Mr VAN HOLST PELLEKAAN (Stuart) (15:23): I rise today to do the saddest thing that I have had to do as a member of parliament, and in many other ways, and that is to express my condolences and deep sympathy to Chris Rowe, whose parents and sister were tragically slain, it seems, in Kapunda during Sunday night. I am sure that all members of this house join with me in passing on their sadness for him and the surviving members of his family and close friends. This has obviously had a devastating effect on the town and the whole district, but no more so than he will feel himself, and we will do anything we possibly can to help him.
I spent the day in Kapunda yesterday, and I thank the house for the opportunity to miss parliament for the day. The whole town is devastated. I visited a lot of businesses and a lot of people and, while there was absolutely nothing I could do to change the circumstances affecting everybody, it was good at least to be able to offer some link to government services and support, and things like that, if people want it. I know that the government will do whatever it can to support the people of Kapunda at the moment.
Certainly, the district is in mourning. It is very unsure about itself at the moment. There is a killer at large, which of course is a terribly disconcerting feeling. I know that the police are doing everything that they possibly can to apprehend the person, but certainly everybody in Kapunda is very uncomfortable with the fact that somebody is still out there.
I would like to give my support and appreciation to the police, who are doing absolutely everything they can. I think it is important also to point out that I am actually a bit disappointed with the article in The Advertiser this morning that implied that the police should have provided more information to people more quickly. The reality of the situation is that three people have been tragically slain, and that cannot be undone.

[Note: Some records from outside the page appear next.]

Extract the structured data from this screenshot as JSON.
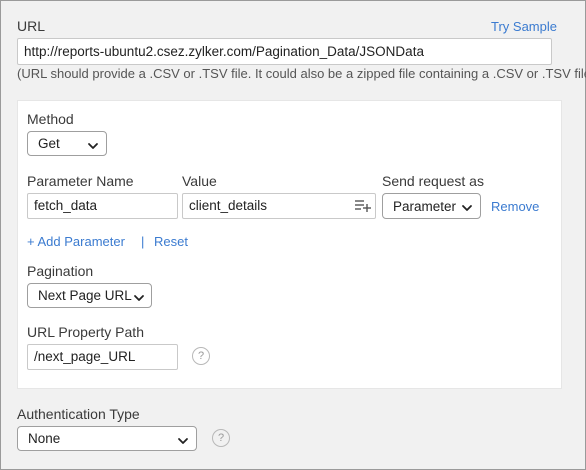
{
  "url_section": {
    "label": "URL",
    "try_sample": "Try Sample",
    "value": "http://reports-ubuntu2.csez.zylker.com/Pagination_Data/JSONData",
    "hint": "(URL should provide a .CSV or .TSV file. It could also be a zipped file containing a .CSV or .TSV file)"
  },
  "method": {
    "label": "Method",
    "selected": "Get"
  },
  "parameters": {
    "name_label": "Parameter Name",
    "value_label": "Value",
    "send_label": "Send request as",
    "rows": [
      {
        "name": "fetch_data",
        "value": "client_details",
        "send_as": "Parameter",
        "remove": "Remove"
      }
    ],
    "add": "+ Add Parameter",
    "separator": "|",
    "reset": "Reset"
  },
  "pagination": {
    "label": "Pagination",
    "selected": "Next Page URL"
  },
  "url_property_path": {
    "label": "URL Property Path",
    "value": "/next_page_URL",
    "help_icon": "question-circle-icon"
  },
  "authentication": {
    "label": "Authentication Type",
    "selected": "None",
    "help_icon": "question-circle-icon"
  },
  "colors": {
    "link": "#3b7bd0",
    "background": "#f1f1f1",
    "panel": "#ffffff"
  }
}
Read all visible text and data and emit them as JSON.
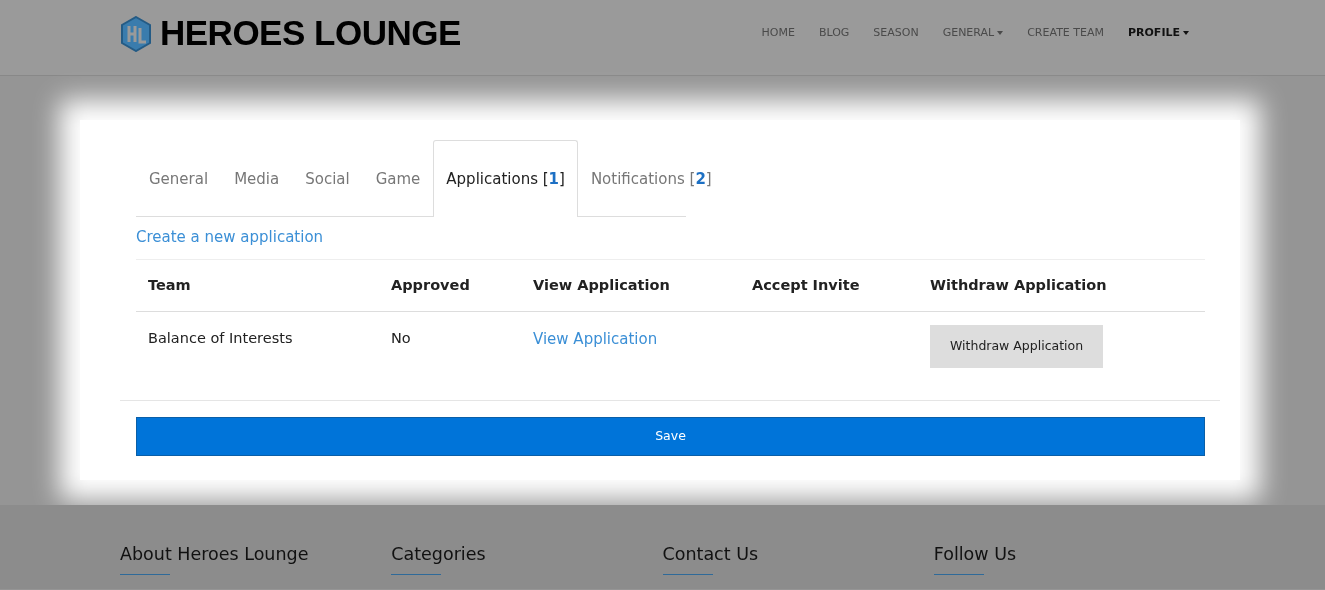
{
  "brand": {
    "title": "HEROES LOUNGE"
  },
  "nav": [
    {
      "label": "HOME",
      "dropdown": false,
      "selected": false
    },
    {
      "label": "BLOG",
      "dropdown": false,
      "selected": false
    },
    {
      "label": "SEASON",
      "dropdown": false,
      "selected": false
    },
    {
      "label": "GENERAL",
      "dropdown": true,
      "selected": false
    },
    {
      "label": "CREATE TEAM",
      "dropdown": false,
      "selected": false
    },
    {
      "label": "PROFILE",
      "dropdown": true,
      "selected": true
    }
  ],
  "tabs": [
    {
      "label": "General",
      "selected": false
    },
    {
      "label": "Media",
      "selected": false
    },
    {
      "label": "Social",
      "selected": false
    },
    {
      "label": "Game",
      "selected": false
    },
    {
      "label": "Applications [**1**]",
      "selected": true
    },
    {
      "label": "Notifications [**2**]",
      "selected": false
    }
  ],
  "create_link": "Create a new application",
  "table": {
    "columns": [
      "Team",
      "Approved",
      "View Application",
      "Accept Invite",
      "Withdraw Application"
    ],
    "rows": [
      {
        "team": "Balance of Interests",
        "approved": "No",
        "view_link": "View Application",
        "withdraw_button": "Withdraw Application"
      }
    ]
  },
  "save_button": "Save",
  "footer": [
    "About Heroes Lounge",
    "Categories",
    "Contact Us",
    "Follow Us"
  ]
}
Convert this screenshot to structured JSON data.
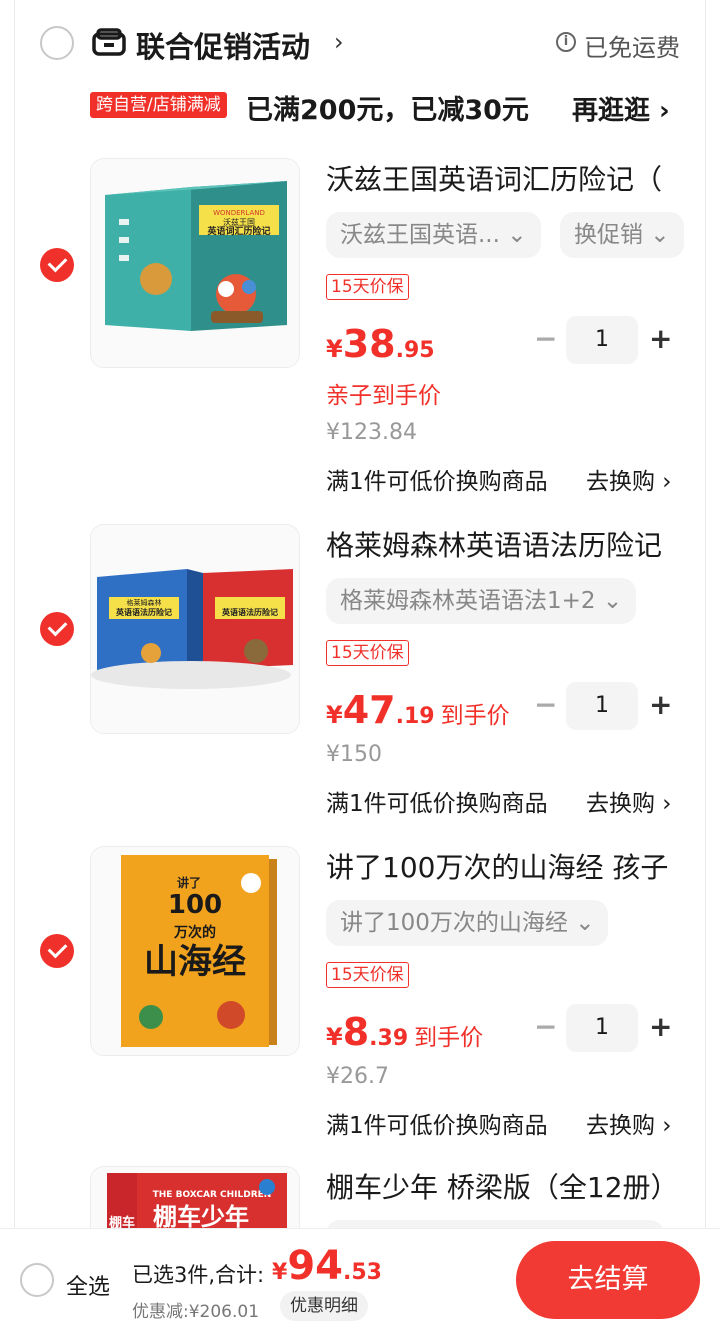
{
  "group": {
    "title": "联合促销活动",
    "chevron": "›",
    "shipping_label": "已免运费",
    "info_icon": "i",
    "promo_tag": "跨自营/店铺满减",
    "promo_text": "已满200元，已减30元",
    "more_label": "再逛逛 ›"
  },
  "items": [
    {
      "title": "沃兹王国英语词汇历险记（",
      "sku": "沃兹王国英语... ⌄",
      "promo_select": "换促销 ⌄",
      "guarantee": "15天价保",
      "currency": "¥",
      "price_int": "38",
      "price_dec": ".95",
      "price_tag": "",
      "sub_label": "亲子到手价",
      "orig_price": "¥123.84",
      "qty": "1",
      "minus": "−",
      "plus": "+",
      "exchange": "满1件可低价换购商品",
      "exchange_link": "去换购 ›"
    },
    {
      "title": "格莱姆森林英语语法历险记",
      "sku": "格莱姆森林英语语法1+2 ⌄",
      "guarantee": "15天价保",
      "currency": "¥",
      "price_int": "47",
      "price_dec": ".19",
      "price_tag": "到手价",
      "orig_price": "¥150",
      "qty": "1",
      "minus": "−",
      "plus": "+",
      "exchange": "满1件可低价换购商品",
      "exchange_link": "去换购 ›"
    },
    {
      "title": "讲了100万次的山海经 孩子",
      "sku": "讲了100万次的山海经 ⌄",
      "guarantee": "15天价保",
      "currency": "¥",
      "price_int": "8",
      "price_dec": ".39",
      "price_tag": "到手价",
      "orig_price": "¥26.7",
      "qty": "1",
      "minus": "−",
      "plus": "+",
      "exchange": "满1件可低价换购商品",
      "exchange_link": "去换购 ›"
    },
    {
      "title": "棚车少年 桥梁版（全12册）"
    }
  ],
  "covers": {
    "item1": {
      "brand": "WONDERLAND",
      "line1": "沃兹王国",
      "line2": "英语词汇历险记"
    },
    "item2": {
      "line1": "格莱姆森林",
      "line2": "英语语法历险记"
    },
    "item3": {
      "line1": "讲了",
      "line2": "100",
      "line3": "万次的",
      "line4": "山海经"
    },
    "item4": {
      "line1": "THE BOXCAR CHILDREN",
      "line2": "棚车少年",
      "side": "棚车"
    }
  },
  "footer": {
    "select_all": "全选",
    "selected_text": "已选3件,合计:",
    "currency": "¥",
    "total_int": "94",
    "total_dec": ".53",
    "discount_text": "优惠减:¥206.01",
    "detail_label": "优惠明细",
    "checkout_label": "去结算"
  },
  "colors": {
    "accent": "#f1302a",
    "checkout": "#f23a34"
  }
}
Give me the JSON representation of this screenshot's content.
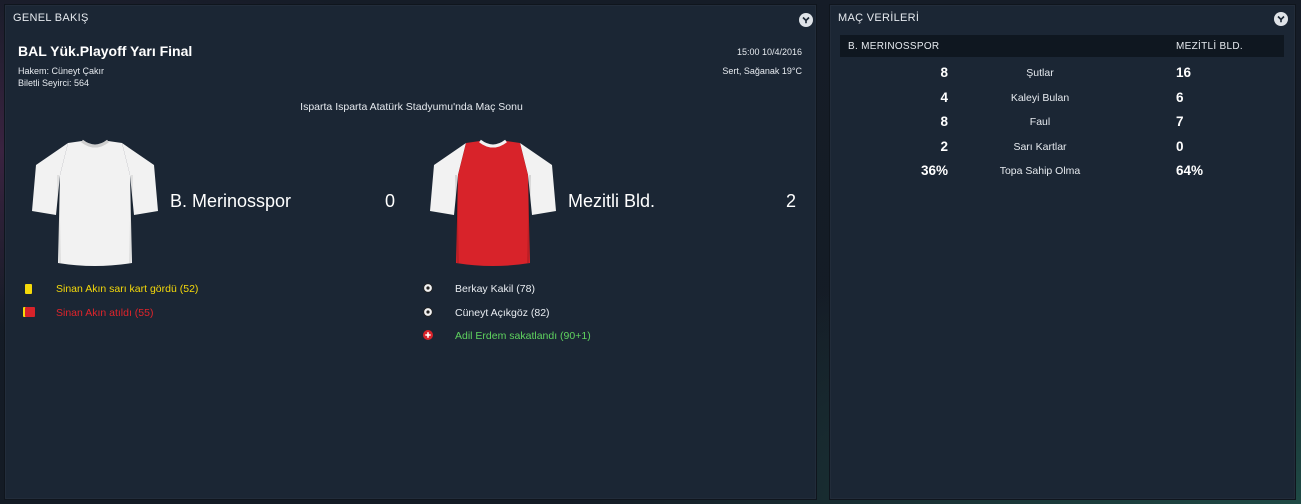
{
  "overview": {
    "title": "GENEL BAKIŞ",
    "competition": "BAL Yük.Playoff Yarı Final",
    "referee": "Hakem: Cüneyt Çakır",
    "attendance": "Biletli Seyirci: 564",
    "datetime": "15:00 10/4/2016",
    "weather": "Sert, Sağanak 19°C",
    "venue_status": "Isparta Isparta Atatürk Stadyumu'nda Maç Sonu",
    "home": {
      "name": "B. Merinosspor",
      "score": "0",
      "kit_body": "#f2f2f2",
      "kit_sleeve": "#f2f2f2"
    },
    "away": {
      "name": "Mezitli Bld.",
      "score": "2",
      "kit_body": "#d8232a",
      "kit_sleeve": "#f2f2f2"
    },
    "home_events": [
      {
        "icon": "yellow-card-icon",
        "text": "Sinan Akın sarı kart gördü (52)",
        "color": "#f5d90a"
      },
      {
        "icon": "red-card-icon",
        "text": "Sinan Akın atıldı (55)",
        "color": "#e0242b"
      }
    ],
    "away_events": [
      {
        "icon": "goal-ball-icon",
        "text": "Berkay Kakil (78)",
        "color": "#e9edf2"
      },
      {
        "icon": "goal-ball-icon",
        "text": "Cüneyt Açıkgöz (82)",
        "color": "#e9edf2"
      },
      {
        "icon": "injury-icon",
        "text": "Adil Erdem sakatlandı (90+1)",
        "color": "#5fd35f"
      }
    ]
  },
  "stats": {
    "title": "MAÇ VERİLERİ",
    "home_header": "B. MERINOSSPOR",
    "away_header": "MEZİTLİ BLD.",
    "rows": [
      {
        "label": "Şutlar",
        "home": "8",
        "away": "16"
      },
      {
        "label": "Kaleyi Bulan",
        "home": "4",
        "away": "6"
      },
      {
        "label": "Faul",
        "home": "8",
        "away": "7"
      },
      {
        "label": "Sarı Kartlar",
        "home": "2",
        "away": "0"
      },
      {
        "label": "Topa Sahip Olma",
        "home": "36%",
        "away": "64%"
      }
    ]
  }
}
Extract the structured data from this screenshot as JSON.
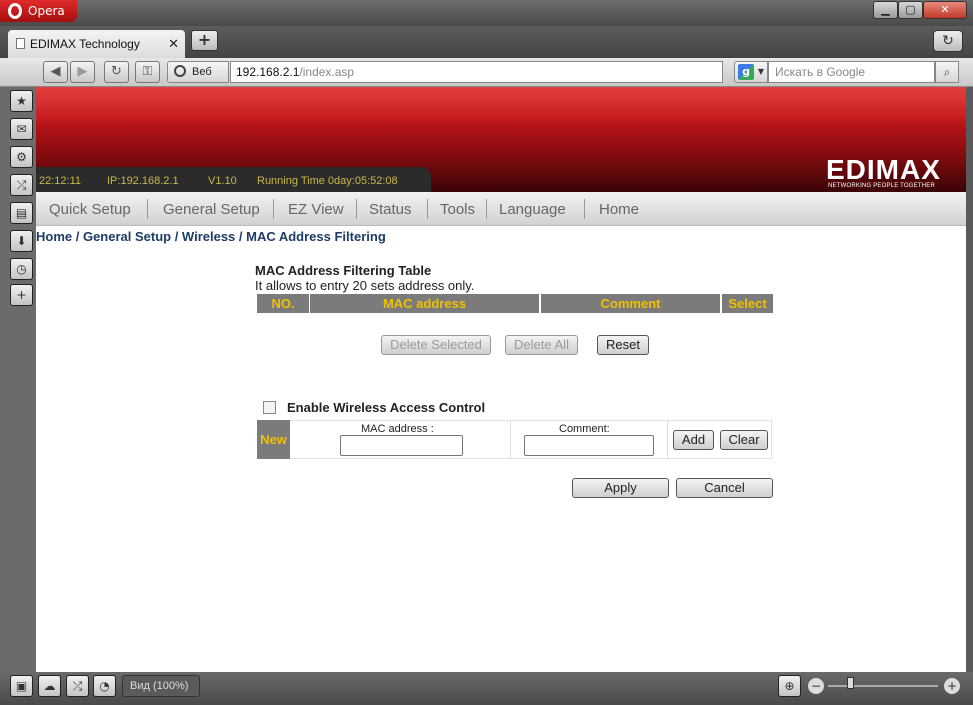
{
  "browser": {
    "app_name": "Opera",
    "tab_title": "EDIMAX Technology",
    "address_scope": "Веб",
    "url_host": "192.168.2.1",
    "url_path": "/index.asp",
    "search_placeholder": "Искать в Google",
    "zoom_label": "Вид (100%)"
  },
  "router": {
    "status": {
      "time": "22:12:11",
      "ip": "IP:192.168.2.1",
      "version": "V1.10",
      "running_time": "Running Time 0day:05:52:08"
    },
    "logo": "EDIMAX",
    "tagline": "NETWORKING PEOPLE TOGETHER",
    "menu": [
      "Quick Setup",
      "General Setup",
      "EZ View",
      "Status",
      "Tools",
      "Language",
      "Home"
    ],
    "breadcrumb": "Home / General Setup / Wireless / MAC Address Filtering",
    "table": {
      "title": "MAC Address Filtering Table",
      "subtitle": "It allows to entry 20 sets address only.",
      "columns": [
        "NO.",
        "MAC address",
        "Comment",
        "Select"
      ]
    },
    "buttons": {
      "delete_selected": "Delete Selected",
      "delete_all": "Delete All",
      "reset": "Reset",
      "add": "Add",
      "clear": "Clear",
      "apply": "Apply",
      "cancel": "Cancel"
    },
    "enable_label": "Enable Wireless Access Control",
    "enable_checked": false,
    "new_row": {
      "label": "New",
      "mac_label": "MAC address :",
      "mac_value": "",
      "comment_label": "Comment:",
      "comment_value": ""
    }
  }
}
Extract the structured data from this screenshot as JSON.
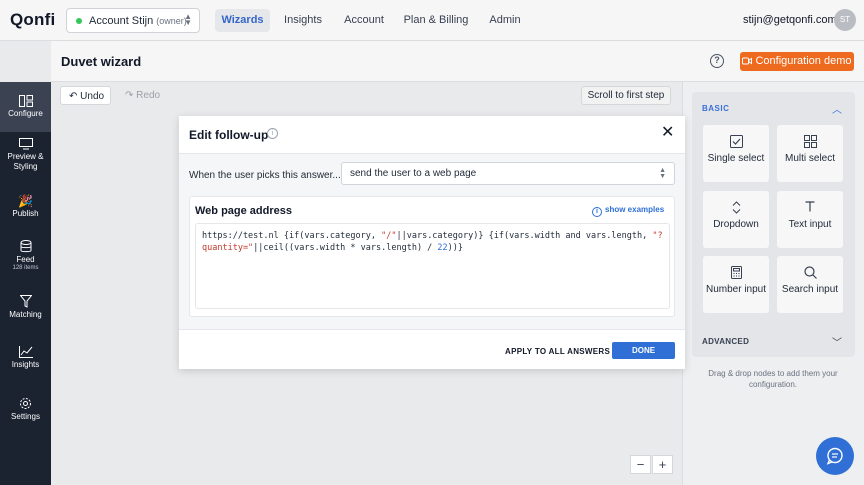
{
  "app": {
    "logo": "Qonfi"
  },
  "account": {
    "name": "Account Stijn",
    "role": "(owner)",
    "status_color": "#34c759"
  },
  "nav": {
    "tabs": [
      "Wizards",
      "Insights",
      "Account",
      "Plan & Billing",
      "Admin"
    ],
    "active": "Wizards",
    "email": "stijn@getqonfi.com",
    "avatar_initials": "ST"
  },
  "sidebar": {
    "items": [
      {
        "label": "Configure",
        "icon": "configure-icon",
        "active": true
      },
      {
        "label": "Preview & Styling",
        "icon": "monitor-icon"
      },
      {
        "label": "Publish",
        "icon": "party-popper-icon"
      },
      {
        "label": "Feed",
        "sub": "128 items",
        "icon": "database-icon"
      },
      {
        "label": "Matching",
        "icon": "funnel-icon"
      },
      {
        "label": "Insights",
        "icon": "chart-line-icon"
      },
      {
        "label": "Settings",
        "icon": "gear-icon"
      }
    ]
  },
  "header": {
    "title": "Duvet wizard",
    "demo_label": "Configuration demo",
    "accent": "#ee6a1e"
  },
  "toolbar": {
    "undo": "Undo",
    "redo": "Redo",
    "scroll_first": "Scroll to first step"
  },
  "zoom": {
    "minus": "−",
    "plus": "+"
  },
  "modal": {
    "title": "Edit follow-up",
    "pick_label": "When the user picks this answer...",
    "pick_value": "send the user to a web page",
    "address_title": "Web page address",
    "show_examples": "show examples",
    "code": {
      "part1": "https://test.nl {if(vars.category, ",
      "str1": "\"/\"",
      "part2": "||vars.category)} {if(vars.width and vars.length, ",
      "str2": "\"?quantity=\"",
      "part3": "||ceil((vars.width * vars.length) / ",
      "num1": "22",
      "part4": "))}"
    },
    "apply_all": "APPLY TO ALL ANSWERS",
    "done": "DONE"
  },
  "palette": {
    "basic_label": "BASIC",
    "tiles": [
      {
        "label": "Single select",
        "icon": "checkbox-icon"
      },
      {
        "label": "Multi select",
        "icon": "grid-icon"
      },
      {
        "label": "Dropdown",
        "icon": "chevron-updown-icon"
      },
      {
        "label": "Text input",
        "icon": "text-t-icon"
      },
      {
        "label": "Number input",
        "icon": "calculator-icon"
      },
      {
        "label": "Search input",
        "icon": "search-icon"
      }
    ],
    "advanced_label": "ADVANCED",
    "hint": "Drag & drop nodes to add them your configuration."
  },
  "accent_blue": "#2f6fd6"
}
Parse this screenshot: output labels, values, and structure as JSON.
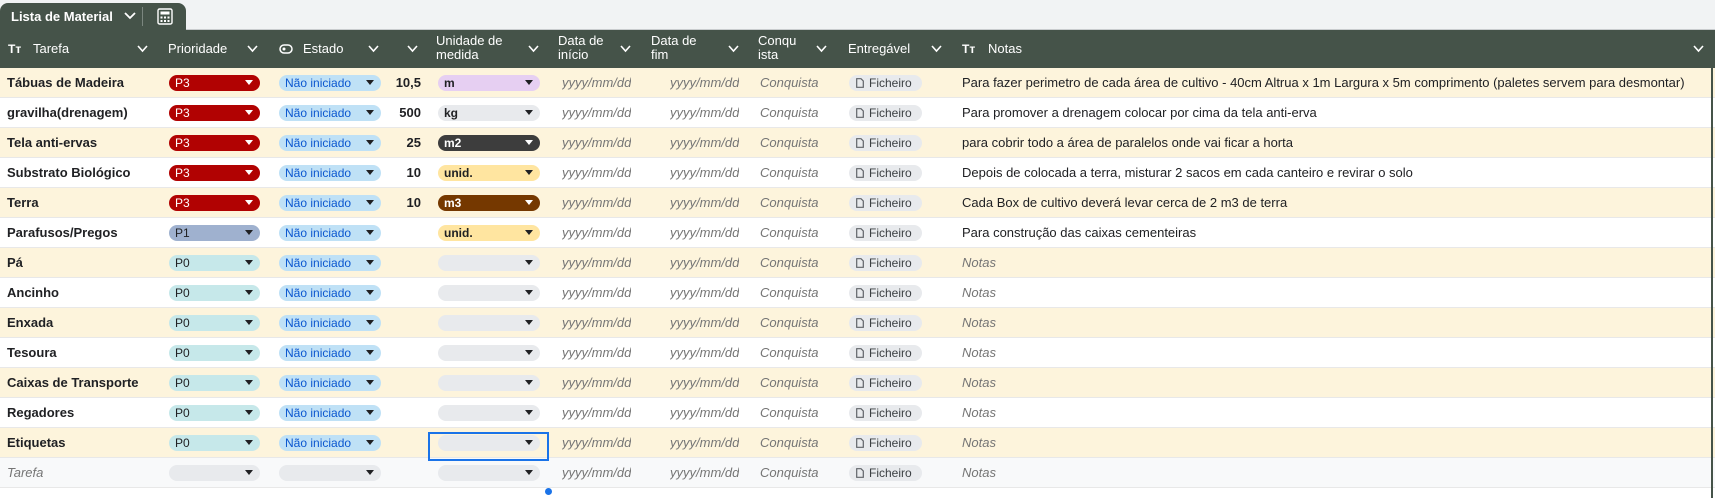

What is most important now is that they charge and hopefully convict whoever is responsible for this. If it takes a few more hours or a few more days for the people of Kapunda or for the media to find out what they would like to know, then so be it, if that helps the police in their endeavours; next week, next month, next year, next decade, catching the person is what is most important, not that the curiosity of the media is immediately satisfied. The police will do absolutely everything that they possibly can.
I would like to also talk briefly about the strong and positive history, the strong and positive present, and the strong and positive future Kapunda has. It is a very proud town. This is a great tragedy for Kapunda. Kapunda has been around for a very long time. It was established in the early 1840s after the discovery of copper in farming land. It has produced quite a few members of parliament, including four South Australian premiers, and there are families living there today whose ancestors were in Kapunda back in the 1840s and 1850s, and there are people and families who moved to Kapunda 100 years ago, 50 years ago and very recently.
There are good people who live in Kapunda, and it is a great shame if people associate Kapunda with this tragedy. This is an enormous problem. It is worth saying that we are very lucky to live in Australia, where the murder of three people is such a great tragedy. I think it is worth pointing that out. I am not trying to diminish the tragedy to the family or the people at all, but it is very worthwhile pointing out how lucky we are when this is such a tragedy.
Kapunda has produced many very good capable South Australians: Sir Sidney Kidman is well known, the Dutton family is well known, the Hayward family and the Hazel family are two there now, just to mention two of a few who have a strong association. I was fortunate enough to open the 153rd Kapunda Show a week and a half ago, and I know that Kapunda has an extremely strong future and that the people of Kapunda will pull together, get through this and move on, not forgetting the tragedy or forgetting the support they will give to Christopher and his close friends and family. I certainly ask the government and every single government department to do everything they possibly can to support the people of Kapunda.
The DEPUTY SPEAKER: Thank you, member for Stuart, and I am sure that this whole house joins you in your very sincere condolences to Mr Christopher Rowe and, indeed, the people of Kapunda. It is a very small town but a very strong community, and I wish them all the very best in the days to come.
Honourable members: Hear, hear!